Granted, part of the Cardinals' game plan was to play great defense on Green and focus on shutting him down, but he has enough talent that he should have made more of an impact than he did. Tyler Eifert, Mohamed Sanu, and to an extent Marvin Jones showed up this week and made Green's impact less pivotal than it was against the Texans. But, he is a major part of the Bengals' offense and when he struggles, the whole team struggles.
Why on earth Paul Guenther thought it was a good idea to have Emmanuel Lamur, Vincent Rey, Michael Johnson, and Carlos Dunlap cover J.J. Nelson, I'll never be able to figure out. Nelson took advantage of the awful mismatches to shred the Bengals' defense for 142 yards receiving and a touchdown. One of Nelson's catches turned into a 64 yard touchdown that allowed the Cardinals to tie the game on the Cardinals' first drive of the third quarter, which pretty much negated any advantage the Bengals had built in the first half.
There's plenty more to be upset with from Guenther this week, but the worst part is the absolute collapse of the defense at the end of the game. The Bengals created an eight game undefeated streak in the first half of the season by playing a bend but don't break style defense. They'd let field goals go regularly, but they wouldn't let you in the endzone. The problem is, when the game is tied with a minute and three seconds left on the clock, a field goal is just as devastating to the team's chances to win as anything. Guenther's defense fell like a house of cards in the final minute of the game.
To be fair, Mohamed Sanu's touchdown that was nullified by Andre Smith's holding call was followed up by a few more plays and a Tyler Eifert touchdown two minutes later.
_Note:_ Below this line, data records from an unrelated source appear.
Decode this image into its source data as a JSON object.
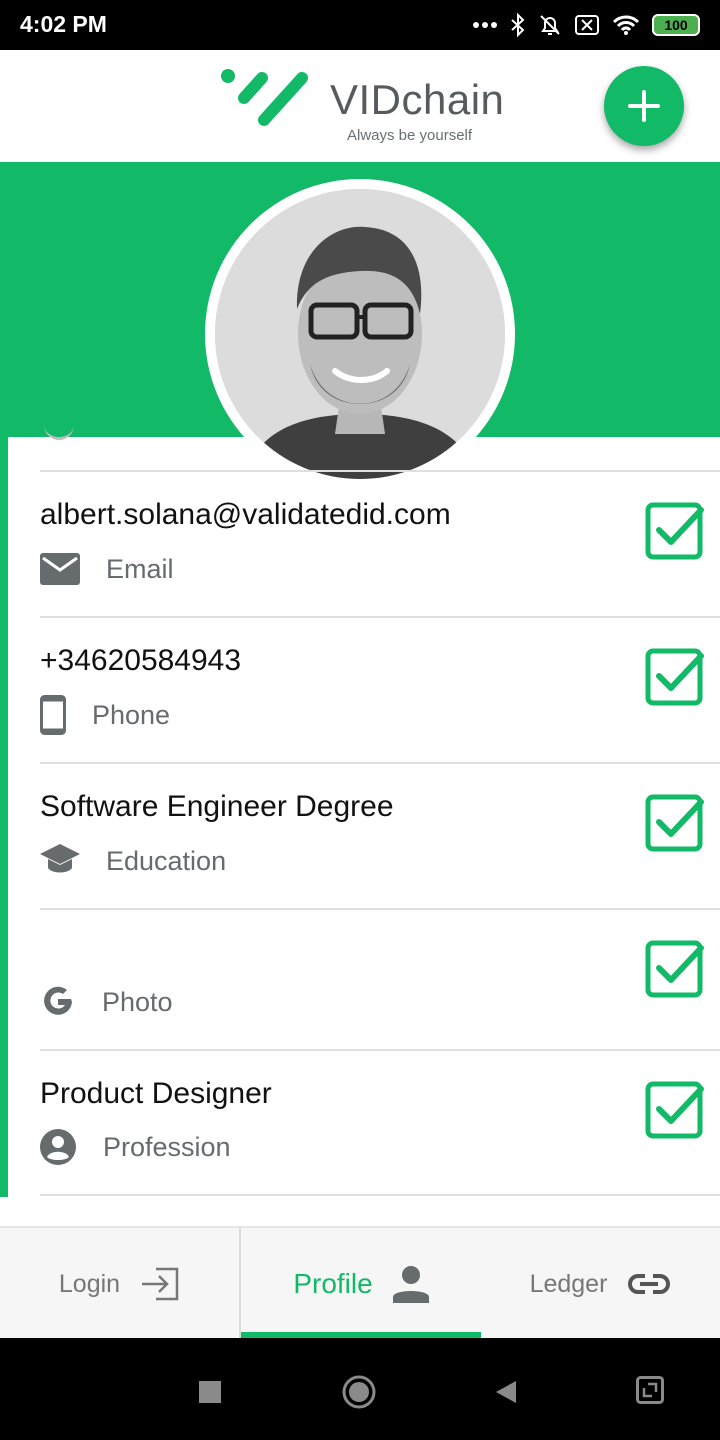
{
  "status_bar": {
    "time": "4:02 PM",
    "battery": "100"
  },
  "header": {
    "app_name": "VIDchain",
    "tagline": "Always be yourself",
    "add_icon": "plus-icon"
  },
  "profile": {
    "avatar": "profile-photo"
  },
  "credentials": [
    {
      "value": "albert.solana@validatedid.com",
      "type": "Email",
      "icon": "email-icon",
      "verified_icon": "checkbox-checked-icon"
    },
    {
      "value": "+34620584943",
      "type": "Phone",
      "icon": "phone-icon",
      "verified_icon": "checkbox-checked-icon"
    },
    {
      "value": "Software Engineer Degree",
      "type": "Education",
      "icon": "graduation-cap-icon",
      "verified_icon": "checkbox-checked-icon"
    },
    {
      "value": "",
      "type": "Photo",
      "icon": "google-icon",
      "verified_icon": "checkbox-checked-icon"
    },
    {
      "value": "Product Designer",
      "type": "Profession",
      "icon": "account-circle-icon",
      "verified_icon": "checkbox-checked-icon"
    }
  ],
  "bottom_nav": {
    "items": [
      {
        "label": "Login",
        "icon": "login-icon",
        "active": false
      },
      {
        "label": "Profile",
        "icon": "person-icon",
        "active": true
      },
      {
        "label": "Ledger",
        "icon": "link-icon",
        "active": false
      }
    ]
  },
  "colors": {
    "accent": "#12b967",
    "text_primary": "#111111",
    "text_secondary": "#666b6e"
  }
}
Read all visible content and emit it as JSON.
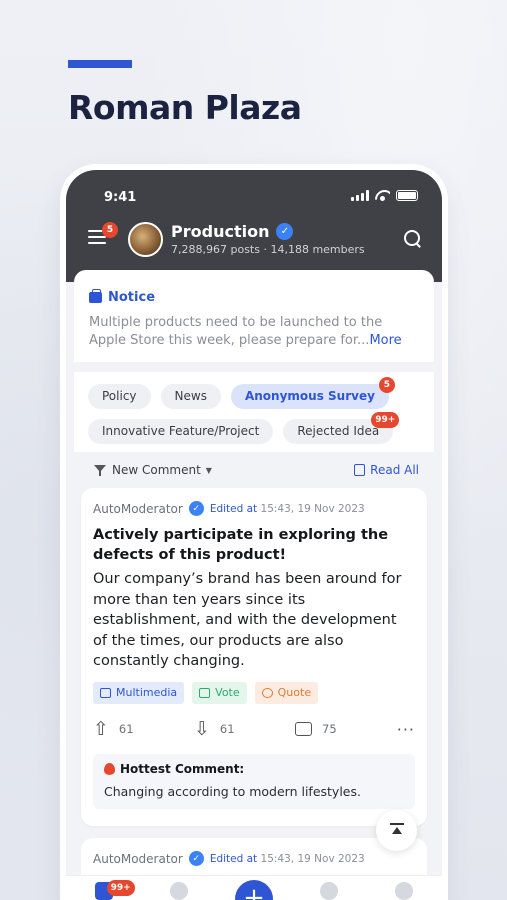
{
  "brand": {
    "title": "Roman Plaza",
    "accent": "#2f55d4"
  },
  "status_bar": {
    "time": "9:41"
  },
  "header": {
    "menu_badge": "5",
    "channel_name": "Production",
    "channel_stats": "7,288,967 posts · 14,188 members"
  },
  "notice": {
    "title": "Notice",
    "text": "Multiple products need to be launched to the Apple Store this week, please prepare for...",
    "more_label": "More"
  },
  "tags": [
    {
      "label": "Policy"
    },
    {
      "label": "News"
    },
    {
      "label": "Anonymous Survey",
      "badge": "5",
      "active": true
    },
    {
      "label": "Innovative Feature/Project"
    },
    {
      "label": "Rejected Idea",
      "badge": "99+"
    }
  ],
  "list_bar": {
    "sort_label": "New Comment",
    "read_all_label": "Read All"
  },
  "post": {
    "author": "AutoModerator",
    "edited_label": "Edited at",
    "edited_time": "15:43, 19 Nov 2023",
    "title": "Actively participate in exploring the defects of this product!",
    "body": "Our company’s brand has been around for more than ten years since its establishment, and with the development of the times, our products are also constantly changing.",
    "chips": [
      "Multimedia",
      "Vote",
      "Quote"
    ],
    "upvotes": "61",
    "downvotes": "61",
    "comments": "75",
    "more_icon": "more-dots-icon",
    "hottest_label": "Hottest Comment:",
    "hottest_text": "Changing according to modern lifestyles."
  },
  "post2": {
    "author": "AutoModerator",
    "edited_label": "Edited at",
    "edited_time": "15:43, 19 Nov 2023"
  },
  "tabbar": {
    "first_badge": "99+",
    "fab_label": "+"
  },
  "colors": {
    "header_bg": "#404147",
    "badge": "#e5472f",
    "link": "#2f55d4"
  }
}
He did not directly cost the team points, but this trend of offensive linemen (Smith in particular) killing the Bengals' momentum with boneheaded penalties has got to stop. It was a problem largely ignored for the first half of the season (mind you, not by Cincy Jungle) because the Bengals were winning. But, these penalties kill drives and negate points.
Smith was also responsible for Andy Dalton fumble in the middle of the fourth quarter. Granted, the drive was going nowhere. But, with the fumble happening on the Bengals' 17 yard line, it set the Cardinals up for a chip shot of a field goal that put the Cardinals back up by 10 points. The Bengals answered it with a touchdown, a forced three and out, and a field goal to tie the game back up, but punting back to the Cardinals would have been preferable in that situation.
Football is a game of little things going one way or another, and Smith had a few of his little things go wrong at very bad times for the Bengals.
Speaking of killing momentum, Andre Smith needs to learn the rule book. The 15 yard unnecessary roughness penalty that he was called for at the end of the second quarter nearly forced the Bengals into a situation where the Cardinals could have entered halftime tied or even with a possible lead. Luckily, things calmed down and the Bengals were able to get back together and put up a touchdown on the drive. But, these are the kind of mistakes that have haunted them all season. They might not be so lucky next time.